Unfortunately, such newer expressions as to make love and to have sex are not appreciably better. They introduce the tinge of awkwardness and shyness, instead of the feeling of joy and liberation [3].

Thus the existing human languages are far from perfection. Their main problem is not the complexity of grammar or spelling, and even not the presence of polysemantic words (homonyms) — but their being an instrument of restricting and manipulating people's thought.

However, artificial languages, which has been created in abundance for the last two centuries, are by no means better. In Esperanto, for example, most words can be classified into pairs of antonyms with a clear "positive" or "negative" meaning either; most of "negative" words are formed by adding a negation prefix to the corresponding "positive" ones. Was not it Esperanto that prompted Orwell the idea of Newspeak? After all, the language of the Inner Party resembles many other traits of Dr. Zamenhof's invention: synonyms shortage, possibility to produce any grammatical form from any root even when it makes no sense, creating words for things according to their usual purpose (skribi — "to write", skribilo — "pencil"; we can see the same in Newspeak: the word writer means "pencil").

In addition, Esperanto contains many other flaws typical for natural languages; for example, its sexual vocabulary is the same way poorly developed and has already turned into swearwords.

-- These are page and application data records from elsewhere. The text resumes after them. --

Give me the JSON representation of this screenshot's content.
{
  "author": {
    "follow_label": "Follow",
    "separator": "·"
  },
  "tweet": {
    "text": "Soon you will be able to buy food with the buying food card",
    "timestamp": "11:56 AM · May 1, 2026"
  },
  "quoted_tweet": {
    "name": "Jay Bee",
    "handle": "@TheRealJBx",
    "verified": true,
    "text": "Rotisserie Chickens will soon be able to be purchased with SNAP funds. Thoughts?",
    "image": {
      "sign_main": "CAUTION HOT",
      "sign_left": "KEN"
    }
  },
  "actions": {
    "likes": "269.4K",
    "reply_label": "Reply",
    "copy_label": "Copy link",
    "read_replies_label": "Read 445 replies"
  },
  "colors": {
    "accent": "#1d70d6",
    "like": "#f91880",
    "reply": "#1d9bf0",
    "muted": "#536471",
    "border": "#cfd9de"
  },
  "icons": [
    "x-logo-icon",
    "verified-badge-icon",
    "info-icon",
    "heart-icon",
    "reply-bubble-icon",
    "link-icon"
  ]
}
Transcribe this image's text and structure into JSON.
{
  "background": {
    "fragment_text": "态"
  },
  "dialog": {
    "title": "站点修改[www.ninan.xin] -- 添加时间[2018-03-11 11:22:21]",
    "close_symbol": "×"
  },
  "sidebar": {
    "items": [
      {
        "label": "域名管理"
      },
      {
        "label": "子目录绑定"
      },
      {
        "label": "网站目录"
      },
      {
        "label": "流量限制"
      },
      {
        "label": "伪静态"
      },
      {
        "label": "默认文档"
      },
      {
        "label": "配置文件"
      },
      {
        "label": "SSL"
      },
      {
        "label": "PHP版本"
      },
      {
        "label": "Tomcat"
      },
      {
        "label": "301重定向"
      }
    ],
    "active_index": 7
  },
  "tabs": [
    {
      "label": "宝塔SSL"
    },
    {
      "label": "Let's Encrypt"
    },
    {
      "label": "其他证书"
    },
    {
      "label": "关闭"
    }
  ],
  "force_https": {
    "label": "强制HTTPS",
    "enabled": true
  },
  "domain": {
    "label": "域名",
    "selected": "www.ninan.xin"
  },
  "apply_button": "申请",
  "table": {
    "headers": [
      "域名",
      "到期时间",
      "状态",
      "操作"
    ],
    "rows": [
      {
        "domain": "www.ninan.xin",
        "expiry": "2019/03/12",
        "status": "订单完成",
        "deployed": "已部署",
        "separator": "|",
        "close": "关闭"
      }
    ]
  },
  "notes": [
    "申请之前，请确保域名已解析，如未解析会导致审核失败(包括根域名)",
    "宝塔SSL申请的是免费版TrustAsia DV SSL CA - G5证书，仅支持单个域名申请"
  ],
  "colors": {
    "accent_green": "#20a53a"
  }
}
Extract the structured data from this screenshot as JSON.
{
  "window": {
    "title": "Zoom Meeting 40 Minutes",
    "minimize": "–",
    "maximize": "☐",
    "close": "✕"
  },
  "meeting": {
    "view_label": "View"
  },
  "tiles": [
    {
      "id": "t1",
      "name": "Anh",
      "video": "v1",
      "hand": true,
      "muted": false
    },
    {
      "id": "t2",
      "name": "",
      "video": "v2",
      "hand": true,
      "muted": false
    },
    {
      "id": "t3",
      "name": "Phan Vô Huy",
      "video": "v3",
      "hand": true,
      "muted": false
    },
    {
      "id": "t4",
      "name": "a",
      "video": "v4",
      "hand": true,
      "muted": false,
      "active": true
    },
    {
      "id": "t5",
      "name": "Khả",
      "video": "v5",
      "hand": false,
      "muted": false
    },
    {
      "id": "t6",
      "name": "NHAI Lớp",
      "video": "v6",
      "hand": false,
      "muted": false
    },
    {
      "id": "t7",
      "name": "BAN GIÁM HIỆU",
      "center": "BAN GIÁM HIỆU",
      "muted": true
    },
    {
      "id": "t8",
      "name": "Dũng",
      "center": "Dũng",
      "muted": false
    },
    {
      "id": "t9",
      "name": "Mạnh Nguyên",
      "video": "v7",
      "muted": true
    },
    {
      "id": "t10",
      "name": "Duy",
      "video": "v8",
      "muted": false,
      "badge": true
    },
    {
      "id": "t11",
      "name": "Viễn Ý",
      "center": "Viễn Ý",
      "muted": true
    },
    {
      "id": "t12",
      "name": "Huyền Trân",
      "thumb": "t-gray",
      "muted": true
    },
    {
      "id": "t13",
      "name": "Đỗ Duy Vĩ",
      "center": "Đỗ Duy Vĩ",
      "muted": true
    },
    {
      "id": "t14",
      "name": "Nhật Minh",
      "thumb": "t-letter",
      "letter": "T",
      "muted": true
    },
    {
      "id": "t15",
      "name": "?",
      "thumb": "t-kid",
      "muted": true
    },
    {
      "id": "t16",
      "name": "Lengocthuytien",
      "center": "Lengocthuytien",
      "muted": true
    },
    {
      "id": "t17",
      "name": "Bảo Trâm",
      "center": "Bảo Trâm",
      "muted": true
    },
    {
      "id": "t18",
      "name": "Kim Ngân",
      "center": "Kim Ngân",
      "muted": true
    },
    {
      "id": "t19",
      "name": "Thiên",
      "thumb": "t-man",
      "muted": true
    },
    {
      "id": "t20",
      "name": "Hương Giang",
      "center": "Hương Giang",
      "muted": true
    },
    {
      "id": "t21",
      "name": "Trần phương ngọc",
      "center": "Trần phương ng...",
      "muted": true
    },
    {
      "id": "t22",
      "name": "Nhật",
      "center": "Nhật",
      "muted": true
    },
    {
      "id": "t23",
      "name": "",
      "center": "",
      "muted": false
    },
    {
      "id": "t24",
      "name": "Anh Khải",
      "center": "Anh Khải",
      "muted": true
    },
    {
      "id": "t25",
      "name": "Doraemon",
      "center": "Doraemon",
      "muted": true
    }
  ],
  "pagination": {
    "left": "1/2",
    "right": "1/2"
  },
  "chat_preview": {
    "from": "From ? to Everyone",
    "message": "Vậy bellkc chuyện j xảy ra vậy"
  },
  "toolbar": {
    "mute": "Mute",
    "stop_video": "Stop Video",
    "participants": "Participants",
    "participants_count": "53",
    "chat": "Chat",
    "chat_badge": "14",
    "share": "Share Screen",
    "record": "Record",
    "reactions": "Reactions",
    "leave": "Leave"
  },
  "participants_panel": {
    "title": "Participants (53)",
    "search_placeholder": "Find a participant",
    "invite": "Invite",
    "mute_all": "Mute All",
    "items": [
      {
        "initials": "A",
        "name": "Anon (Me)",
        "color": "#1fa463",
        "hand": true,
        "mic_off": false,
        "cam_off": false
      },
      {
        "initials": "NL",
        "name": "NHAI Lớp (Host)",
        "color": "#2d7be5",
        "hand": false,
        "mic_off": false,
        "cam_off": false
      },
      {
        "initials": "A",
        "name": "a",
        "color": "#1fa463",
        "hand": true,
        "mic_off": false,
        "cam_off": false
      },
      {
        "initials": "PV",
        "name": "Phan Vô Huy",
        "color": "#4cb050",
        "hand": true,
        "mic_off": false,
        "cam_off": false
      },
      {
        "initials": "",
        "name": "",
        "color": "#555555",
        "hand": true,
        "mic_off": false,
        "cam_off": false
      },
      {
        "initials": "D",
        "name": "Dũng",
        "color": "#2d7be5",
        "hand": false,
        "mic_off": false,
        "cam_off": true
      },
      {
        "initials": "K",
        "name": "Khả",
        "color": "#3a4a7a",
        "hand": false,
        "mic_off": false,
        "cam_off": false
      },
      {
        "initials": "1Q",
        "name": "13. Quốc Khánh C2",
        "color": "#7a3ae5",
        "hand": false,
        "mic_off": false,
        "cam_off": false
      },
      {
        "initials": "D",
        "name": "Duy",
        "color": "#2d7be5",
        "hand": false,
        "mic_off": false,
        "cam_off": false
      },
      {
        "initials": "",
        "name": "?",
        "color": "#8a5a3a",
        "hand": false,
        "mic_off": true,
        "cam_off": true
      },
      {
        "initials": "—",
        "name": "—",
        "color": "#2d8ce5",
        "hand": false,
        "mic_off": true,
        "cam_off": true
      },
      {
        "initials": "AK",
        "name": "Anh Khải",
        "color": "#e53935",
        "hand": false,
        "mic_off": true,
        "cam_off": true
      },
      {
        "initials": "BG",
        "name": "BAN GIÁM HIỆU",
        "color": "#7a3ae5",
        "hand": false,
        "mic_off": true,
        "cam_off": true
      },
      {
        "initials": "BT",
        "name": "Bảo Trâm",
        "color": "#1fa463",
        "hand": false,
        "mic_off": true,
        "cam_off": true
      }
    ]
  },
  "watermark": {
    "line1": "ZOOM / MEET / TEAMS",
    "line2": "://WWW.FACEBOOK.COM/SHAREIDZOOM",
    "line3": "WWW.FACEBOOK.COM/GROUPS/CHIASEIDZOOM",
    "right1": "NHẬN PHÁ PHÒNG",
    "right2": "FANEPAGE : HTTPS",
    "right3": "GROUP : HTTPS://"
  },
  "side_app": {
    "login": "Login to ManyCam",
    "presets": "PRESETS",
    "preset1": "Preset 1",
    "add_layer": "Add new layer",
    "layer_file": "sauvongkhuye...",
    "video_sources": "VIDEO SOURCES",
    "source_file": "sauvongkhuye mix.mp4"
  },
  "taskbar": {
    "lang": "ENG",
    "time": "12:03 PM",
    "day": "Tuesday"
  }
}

Other artificial languages, such as Interlingua, Occidental, Ido — can work better than Esperanto in some aspects, but have no significant advantages over natural tongues, because their creators practiced a monotheistic religion and introduced its dogmas into the vocabulary and structure of their language projects.

The task of making our language more reasonable can arise soon. The current tendencies of political correctness resemble Orwell's doublespeak and lead to such confusion that the language is going to suit less and less for normal exchange of information. Probably, a serious reform of natural languages or implementation of a new artificial international language can become necessary in the future.

[1] For example, a task from a war-time Vietnamese school course of arithmetic: "One can kill 5 American invaders from one grenade-launcher. How many grenade-launchers are needed to kill 20 American invaders?" Kids are thinking how to solve the problem, not whether it's really necessary to kill the Americans.


[2] An example of such a language is Irish Gaelic. Any greetings in it mention either god, virgin Mary or st. Patrick; it's impossible to say simply "hello!" or "hi!". Many words are produced from the word "god" and have no "atheistic" synonyms. This is why the translators of 'Harry Potter' into Irish Gaelic hit upon tremendous difficulties, because J. K. Rowling purposedly did not mention any god in her series of novels. They had to completely rewrite some scenes in order to exclude any greetings from them. But even this was not enough: new words were coined instead of really existing in the language, because those ones were derived from "god". As a result, the translators had to mention in the beginning that the language of wizards is a bit different from the one of the muggles. Nevertheless, some words of religious origin did appear the translated text, because the translators could not find any replacement for them.


[3] The translations of the Kama Sutra into European languages are inaccurate. At first, it was translated into English in the 19th century — the Victorian epoch, when moral restrictions in the British society were the severest. This is why some pieces of the original text were omitted, because the translators could not even imagine such a kind of sexual actions, and some other parts were translated imprecisely due to the lack of necessary words in the English language of that time (even now the situation is not appreciably better).

Publications of the Kama Sutra in other European languages usually are repeated translations from English, and, therefore, diverge even farther from the original.